Herb Basics 101: Buyer Beware


In our last post, we talked about the importance of being well informed when you source herbs and herbal products.

In case you think we were overstating the need for this, we just discovered the results of an investigation published by the Office of the Attorney General of the State of New York.

They took at at look at the actual contents of “herbal supplements” sold in Wal-Mart, Target and Walgreens in New York State and here’s what they found:

Of the products subjected to DNA testing, only 21% had DNA from the plants listed on the bottle.

Or to put it another way, for nearly 80% of the products sold in these stores the labeling was fraudulent.

Not only did these products not have the ingredients advertised, many were contaminated with rice, wheat, wild carrots (!), asparagus or/and allium. (Allium is the genus that includes onions and garlic, but also hundreds of wild species.)

It looks like these bogus products are formulated with cheap fillers (wheat and rice) and any random green plant the manufacturer could purchase cheaply.

In Europe, doing this would land the suppliers in jail. In New York it was “just business” and the products were simply removed from the shelves with no penalty to anyone involved.

Did Wal-Mart, Target and Walgreens know they were selling mislabeled garbage? I hope not.

On the other hand, given the tens of millions of dollars they rack up each year selling these low and no quality products, you’d think they’d invest a little money to keep their vendors honest.

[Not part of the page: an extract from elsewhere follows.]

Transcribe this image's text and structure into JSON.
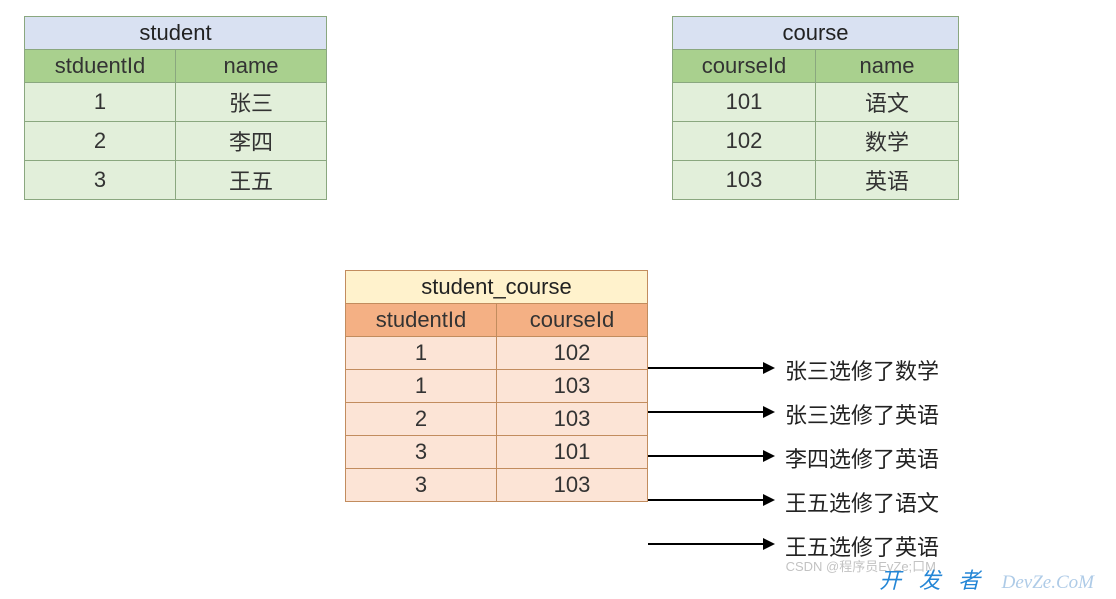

But apparently, that’s not a priority for them.

Fortunately, highly reliable sources for herbs and herbal formulas do exist – but supermarkets, super stores, vitamin stores and sadly even some “health food” stores are not among them.

If you haven’t yet read Herb Basics 101: Acquisition and Storage it will give you simple guidelines for obtaining and properly storing quality herbs.

– Ken McCarthy